Quick Facts: ADT for Prostate Cancer
- 44% of patients with prostate cancer undergo ADT
- Common side effects are depression, fatigue, erectile dysfunction
- In the past studies have had mixed results about ADT effect on cognitive function
- Similar cognitive effects occur with chemotherapy – known as “chemo brain”
What is Prostate Cancer Hormone Therapy?
Hormone therapy, or androgen deprivation therapy (ADT), is used to suppress a man’s testosterone level in hopes of starving the prostate cancer tumor. The goal is to shrink the tumor or cause it to grow more slowly, but hormone therapy is not a prostate cancer cure.
Is hormone therapy the right treatment?
Since hormone therapy does not remove the prostate or eliminate prostate cancer, it does not provide the same level of cancer-free assurance as robotic prostate removal. Hormone therapy may be best suited for men of advanced age, those who are not surgical candidates, or for those whose cancer has returned.
PROS of Hormone Therapy
- Can help stop the growth and/or spread of cancer in the prostate
- Can shrink an enlarged prostate
CONS of Hormone Therapy
- Can lead to erectile dysfunction
- Can cause osteoporosis
- Loss of libido
- Decrease in muscle mass
- Hot flashes
- Breast enlargement
- Decreased mental acuity

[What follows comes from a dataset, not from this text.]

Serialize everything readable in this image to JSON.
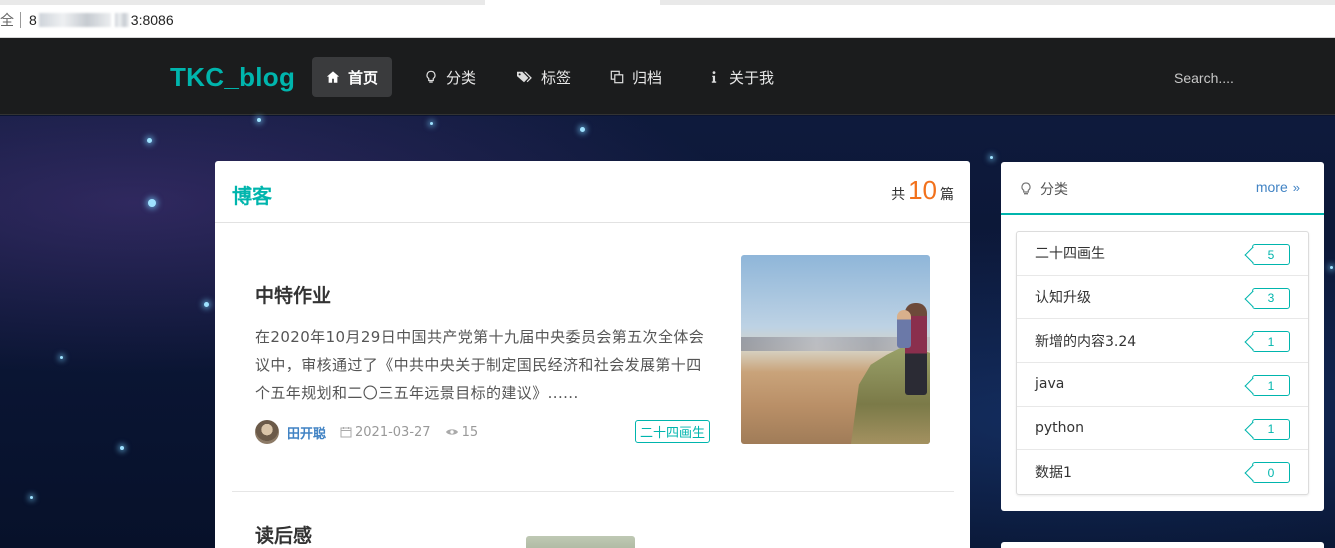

- Blood in the urine
What are the side effects of prostate cancer hormone therapy?
Bone weakening and bone loss are the primary concerns associated with hormone therapy. Cancer Treatment-Induced Bone Loss (CTIBL) related to ADT is widely studied and proven. A 10-year study published in 2013 demonstrated that ¼ of hip fracture patients had previously been treated with ADT for low-risk prostate cancer.

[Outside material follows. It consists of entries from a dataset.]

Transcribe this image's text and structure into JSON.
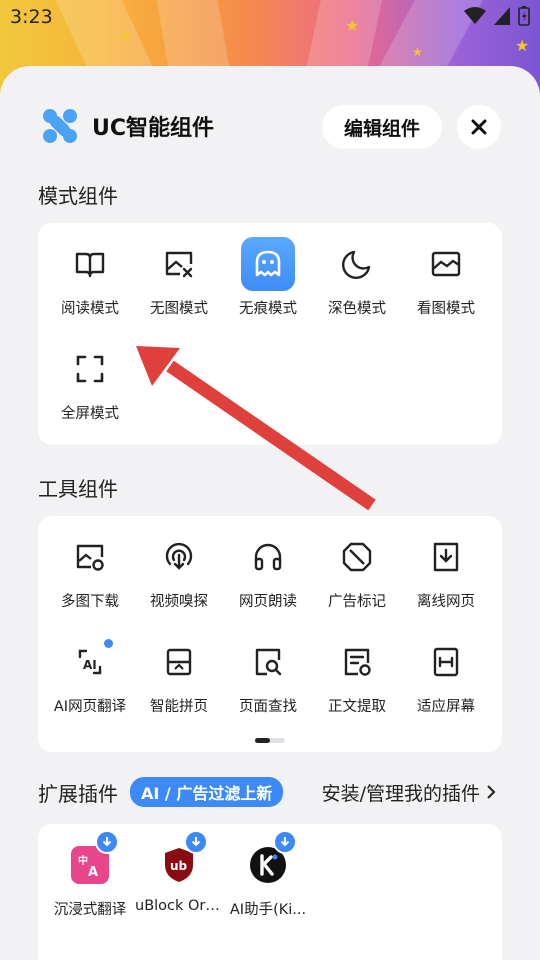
{
  "status": {
    "time": "3:23"
  },
  "header": {
    "title": "UC智能组件",
    "edit_label": "编辑组件"
  },
  "mode_section": {
    "title": "模式组件",
    "items": [
      {
        "label": "阅读模式",
        "icon": "book-icon"
      },
      {
        "label": "无图模式",
        "icon": "no-image-icon"
      },
      {
        "label": "无痕模式",
        "icon": "ghost-icon"
      },
      {
        "label": "深色模式",
        "icon": "moon-icon"
      },
      {
        "label": "看图模式",
        "icon": "image-icon"
      },
      {
        "label": "全屏模式",
        "icon": "fullscreen-icon"
      }
    ]
  },
  "tool_section": {
    "title": "工具组件",
    "items": [
      {
        "label": "多图下载",
        "icon": "multi-image-download-icon"
      },
      {
        "label": "视频嗅探",
        "icon": "video-sniff-icon"
      },
      {
        "label": "网页朗读",
        "icon": "headphones-icon"
      },
      {
        "label": "广告标记",
        "icon": "ad-block-icon"
      },
      {
        "label": "离线网页",
        "icon": "offline-page-icon"
      },
      {
        "label": "AI网页翻译",
        "icon": "ai-translate-icon"
      },
      {
        "label": "智能拼页",
        "icon": "page-merge-icon"
      },
      {
        "label": "页面查找",
        "icon": "page-search-icon"
      },
      {
        "label": "正文提取",
        "icon": "text-extract-icon"
      },
      {
        "label": "适应屏幕",
        "icon": "fit-screen-icon"
      }
    ]
  },
  "ext_section": {
    "title": "扩展插件",
    "tag": "AI / 广告过滤上新",
    "manage": "安装/管理我的插件",
    "plugins": [
      {
        "label": "沉浸式翻译",
        "icon": "immersive-translate-icon",
        "color": "#e8458a"
      },
      {
        "label": "uBlock Ori...",
        "icon": "ublock-origin-icon",
        "color": "#8a0c12"
      },
      {
        "label": "AI助手(Ki...",
        "icon": "kimi-icon",
        "color": "#111111"
      }
    ]
  },
  "colors": {
    "accent": "#3d8af7",
    "arrow": "#e0403c"
  }
}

Kidney damage is another concern resulting from hormone therapy. A separate 2013 study found a significantly increased risk of acute kidney injury (AKI) among hormone therapy patients with advanced, non-metastatic prostate cancer.

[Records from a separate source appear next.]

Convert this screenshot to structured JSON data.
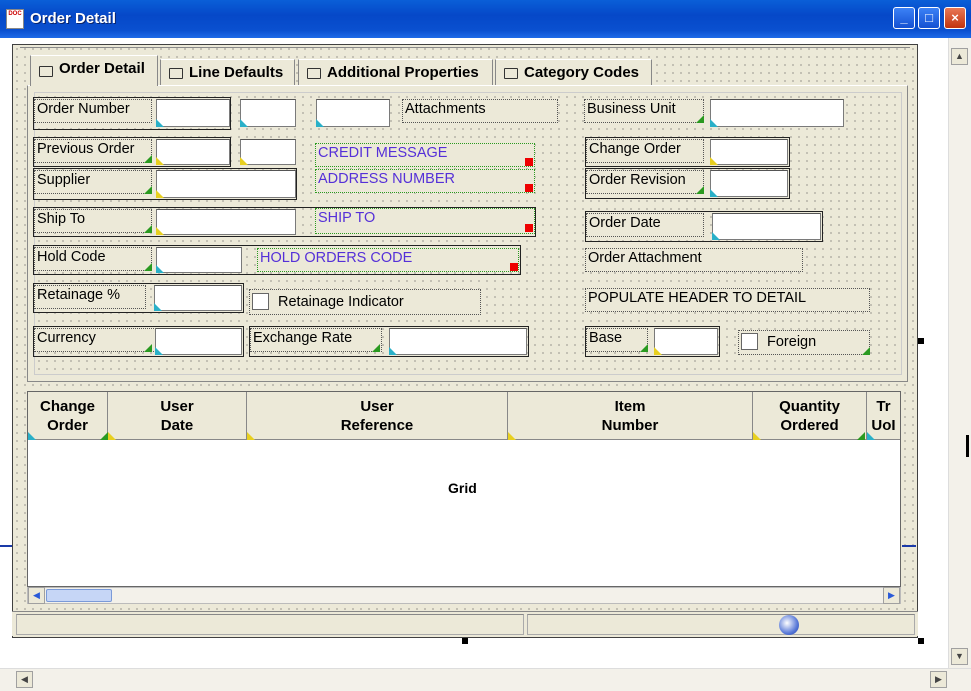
{
  "window": {
    "title": "Order Detail",
    "icon": "doc-app-icon",
    "buttons": [
      "_",
      "□",
      "×"
    ]
  },
  "tabs": [
    {
      "label": "Order Detail",
      "active": true
    },
    {
      "label": "Line Defaults",
      "active": false
    },
    {
      "label": "Additional Properties",
      "active": false
    },
    {
      "label": "Category Codes",
      "active": false
    }
  ],
  "form": {
    "order_number": "Order Number",
    "attachments": "Attachments",
    "business_unit": "Business Unit",
    "previous_order": "Previous Order",
    "credit_message": "CREDIT MESSAGE",
    "change_order": "Change Order",
    "supplier": "Supplier",
    "address_number": "ADDRESS NUMBER",
    "order_revision": "Order Revision",
    "ship_to": "Ship To",
    "ship_to_value": "SHIP TO",
    "order_date": "Order Date",
    "hold_code": "Hold Code",
    "hold_orders_code": "HOLD ORDERS CODE",
    "order_attachment": "Order Attachment",
    "retainage_pct": "Retainage %",
    "retainage_indicator": "Retainage Indicator",
    "populate_header": "POPULATE HEADER TO DETAIL",
    "currency": "Currency",
    "exchange_rate": "Exchange Rate",
    "base": "Base",
    "foreign": "Foreign"
  },
  "grid": {
    "columns": [
      {
        "line1": "Change",
        "line2": "Order"
      },
      {
        "line1": "User",
        "line2": "Date"
      },
      {
        "line1": "User",
        "line2": "Reference"
      },
      {
        "line1": "Item",
        "line2": "Number"
      },
      {
        "line1": "Quantity",
        "line2": "Ordered"
      },
      {
        "line1": "Tr",
        "line2": "UoI"
      }
    ],
    "label": "Grid"
  },
  "colors": {
    "titlebar": "#0548c8",
    "violet_text": "#5530d8",
    "marker_red": "#e00000"
  }
}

Other potential side effects of hormone therapy include:
- Impotence and/or loss of libido
- Testicle and penis shrinking
- Hot flashes and breast tenderness
- Osteoporosis and anemia
- Weight gain and loss of muscle mass
- Fatigue and depression
Also called ADT, the levels of male hormones (or androgen) are reduced in the body to stop the growth of prostate cancer cells.
- Men with advanced or high-grade prostate cancer
- Men whose prostate cancer has spread beyond the prostate and are no longer candidates for surgery or radiation
- Men with recurring prostate cancer
New Study: Hormone Therapy May Impair Men's Thinking Skills
The current literature around treating prostate cancer with androgen deprivation therapy is mixed as to the effect that ADT has on the brain.
But most agree that decreased mental sharpness, and memory problems are a side effect of hormone therapy. Because there are different things that can affect brain function. This study examined demographic and genetic predictors of impaired brain function.
58 PCa patients were assessed before starting ADT, 6 months after, and 12 months after. Age and education matched PCa patients treated with a prostatectomy, and men without PCa assessed at the same intervals.
Participants provided baseline blood samples for genotyping:
- Cognitive performance was compared
- Cognitive impairment was estimated
- Men receiving ADT had higher rates of impaired cognitive performance over time
- Relative to ALL controls
- Baseline age, cognitive reserve, depressive symptoms, fatigue, and hot flash interference did not impact impaired cognitive performance for those receiving ADT
- Men treated with ADT were more likely to have impaired brain function within 6 months of starting ADT.
- Continue to demonstrate impaired cognitive function within 12 months of ADT. This will be important for patients receiving the treatment.
Patient education around prostate cancer hormone therapy treatment is critical. Patients should know risks and side effects of treatments.